Olmert’s recent declarations about his determination to go ahead with a withdrawal from the West Bank and his willingness to offer the Palestinians concessions, as well as the surprising ceasefire agreement reached with the Palestinians in Gaza, at a time when everything was pointing to an imminent invasion of the Gaza Strip by the IDF, must be understood in this context. Israel believed that it had a good case for launching a large scale offensive in the Gaza Strip – the tragic deaths of more innocent civilians in Sderot and the western Negev, the injury of one of Amir Peretz’s security guards by a rocket, and the frightening specter of Qassams reaching the town of Ashqelon, add up to a very convincing casus belli. In addition, the past weeks have seen no shortage of ominous pronouncements by officials (e.g. Shin Beth chief Yuval Diskin) about Hamas’s expanding arsenal and of “leaks” by military officers warning of a repeat of the Lebanon war on Israel’s southern front. Nevertheless, suddenly, miraculously, Israel agreed to enter into a ceasefire, and to withdraw IDF forces from the Gaza Strip, which was crawling with special forces and tanks only last week (as the world focused on the Gemayel assassination, the IDF was in the midst of what seemed to be the precursor to an invasion of the Gaza Strip). The launching of additional Qassams hours after the ceasefire came into effect did not draw any military reaction and IDF commanders were even ordered not to respond if they noticed rocket-launching squads in the Gaza Strip.
The sudden Israeli reversal must be seen as a gesture by Olmert to Bush, who is obviously desperate for some good news. Bush’s other allies, Jordan’s King Abdullah II and Palestinian President Mahmud ‘Abbas did their part by today by congratulating Olmert’s initiative. What remains to be seen is whether the administration’s pending announcement is going to be substantive, or whether it will be just another in a long series of declarations.
Update: The Canada-Israel committee has a transcript of Olmert's policy speech delivered on Monday, November 27 at Sde Boqer (the kibbutz where Ben-Gurion spent his last days and where his grave is today. It's surprising how little attention the speech received. It actually has some very remarkable declarations that are a clear nod to the Bush administration and which recognize America's increasing indebtedness to the Saudis and its other Arab friends:

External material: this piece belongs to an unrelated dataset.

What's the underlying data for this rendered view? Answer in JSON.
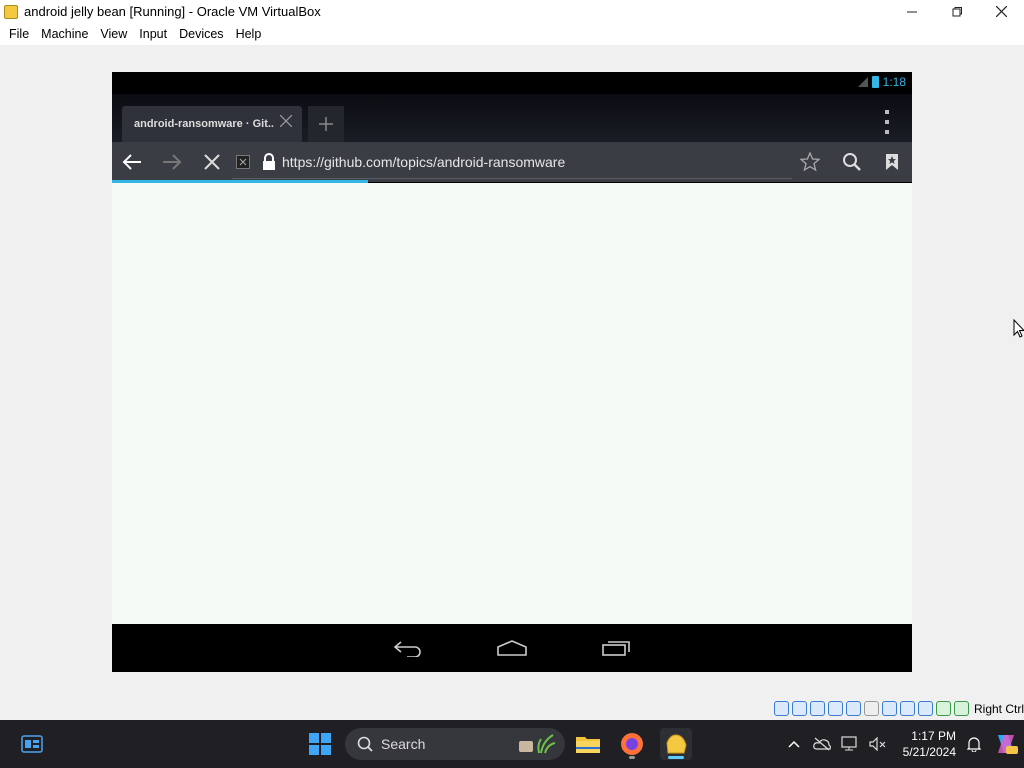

We will seek the assistance of those neighboring Arab States which strive for a peaceful solution to the conflict between us, including: the Kingdom of Jordan, Egypt, Saudi Arabia and the Gulf States, in order to benefit from their experience and receive backing for direct negotiations between us.
The voices emanating from those States regarding the need for recognition and normalization of relations with the State of Israel – including, for example, some parts in the Saudi peace initiative – are positive, and I intend to invest efforts in order to advance the connection with those States and strengthen their support of direct bilateral negotiations between us and the Palestinians.
I have been following with great appreciation the serious efforts made by those States to bring about a cessation of violence in the region, and I respect their sincere desire to create a new atmosphere between us, so as to facilitate a solution to the conflict.
It sounds like the Saudi Peace Initiative is being revived. Olmert comes out quite the statesman in this latest speech. He'll continue to be maligned in Israel for his failings during the Lebanon war, but he has redeemed himself, in my view, as a clever diplomat. Rather than pulling a Yitzhaq Shamir and having the State Department impose a plan on Israel, Olmert is being proactive and trying to co-opt the new ideas being floated, while at the same time twisting them to conform to Israeli requirements (note his insistence on "direct bilateral negotiations" between Israel and the Palestinians, rather than multi-lateral Arab-Israel peace negotiations; Israel has always favoured negotiating with different Arab groups and states separately.)